- Site description: #636363 validates only for large text only, the contrast ratio is 6.01:1
- Input text with the Searchbox “Search this website …” #999999 fails, contrast ratio is 2.85:1
- The red colour #ff2a00, used for links fails, contrast ratio is 3.76:1
- The grey colour #636363 used in e.g. post-meta and post-info classes passes for large text only, contrast ratio is 6.01:1
WCAG 2.o about semantics
Or in short: the elements are used according to their meaning, not because of the way they appear visually.
The HTML order of the content and sidebars and footer is excellent. Removing the stylesheet leavs a perfectly logical order of content for all layouts.
This is the biggest accessibility issue with the Genesis framework, the titles/headings are not on a semantically good order:
- The Archive and Search pages are missing an H1
- The 404 page and archive template skip the h2 and h3 and list the sitemap with H4 headings
- All widgets have an h4 heading
- The comments and :speak your mind” have an H3, this is a problem when the post itself has no H2
- In the widget Features Post, the post title is an H2 heading, setting the semantics in: H4 for the widget title and after that H2′s for the post titles.
The site title on the homepage is put inside an H1 and on other pages inside a <p>. It’s also a link to the homepage. That’s good.
It would be better if the link to home was removed on the homepage. A link to the page itself doesn’t make sense.
If only a header image is used, the site title and description are hidden by style and readable by screen readers. That’s good.
Links and images
Title attribute on links and images: please remove them all, some assistive technology and browsers don’t handle titles very well or differently. I think it would be better to add the title to the “read more” link itself. I know this is a big point of discussion, it messes up the design. But every link should stand on it’s own. A ton of “read more” links to different locations is confusing to navigate with assistive technology. Removing the “read more” links all together and emphasizing the post title as link could be an alternative.
WCAG 2 about the alt attribute on images (alt text): When an image contains words that are important to understanding the content, the alt text should include those words.
To my opinion the alt text is not necessary with the thumbnails in archive pages. Especially because most users don’t bother to fill out the alt text and then the alt text is filled with the image name, resulting in an alt text like “IMG_12345″.
- Add an H1 to each page/template
- Change the heading of the widgets into an H2, and set the title inside the widget Features Post to a H3.
- Fix the output of the Genesis Widget User Profile
- Change the #ff2a00 into #aa0000
- Change the #636363 into #595959
- Change the #999999 into #595959
- Underline active links in the menu’s, or find another visuel way of distinguishing an active link
- Underline linked titles in the archives, or find another visuel way of distinguishing a link
- Give more contrast to the borders on the input fields, change the border colour from #ddd into a bit darker colour (not a requirement, just a tip to make the site more usable for people who can’t see low contrast).

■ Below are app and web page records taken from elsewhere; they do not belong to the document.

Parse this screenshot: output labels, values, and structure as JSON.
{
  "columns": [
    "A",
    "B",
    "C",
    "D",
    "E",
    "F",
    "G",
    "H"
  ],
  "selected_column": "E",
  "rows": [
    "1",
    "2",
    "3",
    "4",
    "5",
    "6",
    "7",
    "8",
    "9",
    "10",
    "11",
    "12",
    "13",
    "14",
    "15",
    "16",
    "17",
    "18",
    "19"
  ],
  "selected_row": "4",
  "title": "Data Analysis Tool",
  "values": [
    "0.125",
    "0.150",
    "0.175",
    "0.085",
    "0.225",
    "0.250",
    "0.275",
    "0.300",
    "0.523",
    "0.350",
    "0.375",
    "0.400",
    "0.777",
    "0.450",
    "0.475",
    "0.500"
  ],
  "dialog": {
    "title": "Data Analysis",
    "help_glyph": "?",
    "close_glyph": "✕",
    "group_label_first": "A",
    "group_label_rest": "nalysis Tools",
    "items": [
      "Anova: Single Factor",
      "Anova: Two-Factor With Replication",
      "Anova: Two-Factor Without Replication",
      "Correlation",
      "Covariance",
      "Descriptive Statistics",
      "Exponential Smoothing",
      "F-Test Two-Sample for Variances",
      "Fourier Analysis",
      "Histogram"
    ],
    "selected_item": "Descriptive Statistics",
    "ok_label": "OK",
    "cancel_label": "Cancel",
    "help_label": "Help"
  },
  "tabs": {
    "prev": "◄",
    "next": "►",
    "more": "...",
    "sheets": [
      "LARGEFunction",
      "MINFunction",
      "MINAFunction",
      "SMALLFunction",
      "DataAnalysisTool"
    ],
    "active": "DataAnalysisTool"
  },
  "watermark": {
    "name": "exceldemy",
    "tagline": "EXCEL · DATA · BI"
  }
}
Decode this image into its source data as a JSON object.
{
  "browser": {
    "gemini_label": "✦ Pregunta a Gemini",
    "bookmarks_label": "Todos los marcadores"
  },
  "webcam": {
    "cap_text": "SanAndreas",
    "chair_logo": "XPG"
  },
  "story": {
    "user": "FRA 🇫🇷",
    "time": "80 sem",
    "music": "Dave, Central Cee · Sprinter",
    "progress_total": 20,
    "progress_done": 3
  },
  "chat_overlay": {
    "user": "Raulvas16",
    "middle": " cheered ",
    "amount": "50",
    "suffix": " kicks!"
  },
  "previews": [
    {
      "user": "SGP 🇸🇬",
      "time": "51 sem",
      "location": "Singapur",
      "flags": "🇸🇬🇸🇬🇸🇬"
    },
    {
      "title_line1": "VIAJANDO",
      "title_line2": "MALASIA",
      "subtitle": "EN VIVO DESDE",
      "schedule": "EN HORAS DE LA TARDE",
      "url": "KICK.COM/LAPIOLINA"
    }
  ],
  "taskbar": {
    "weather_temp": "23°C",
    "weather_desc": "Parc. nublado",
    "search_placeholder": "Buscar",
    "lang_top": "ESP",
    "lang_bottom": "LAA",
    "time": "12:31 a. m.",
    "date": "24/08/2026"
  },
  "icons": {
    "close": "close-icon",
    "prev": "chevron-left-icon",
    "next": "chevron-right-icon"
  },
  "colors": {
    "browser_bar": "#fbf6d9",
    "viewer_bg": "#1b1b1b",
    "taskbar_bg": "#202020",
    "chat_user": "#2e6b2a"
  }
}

- Remove title attributes from images and links
- Remove the alt text from thumbnails
- Remove the link to the homepage for the title on the homepage
And, not accessibility related
If you add a title to the search widget in the header, the space between the title and the widget is a quite large. #header .search-form has a margin-top of 56px/3.5 rem. And the title is placed above that.
Conclusion WCAG 2 validation
The stylesheet is much and much better than the 1.8 version. The fonts in the relative rem units is a big improvement. The colour scheme is improved, not perfect, but much better. The semantics of the headings is still a major problem. The semantics of the header, the content, sidebars and footer is excellent.
For all the new options in WordPress and the plugins an HTML5 Doctype is a far better choice. This is on the road map for Genesis 2.0 thankfully. I hope the semantics of the headings will also be a part of the new version.
I wrote this review as way to organise the work I have to do, to build an accessible theme for this framework. If you disagree with my findings or find other accessibility issues with this framework, please let me know.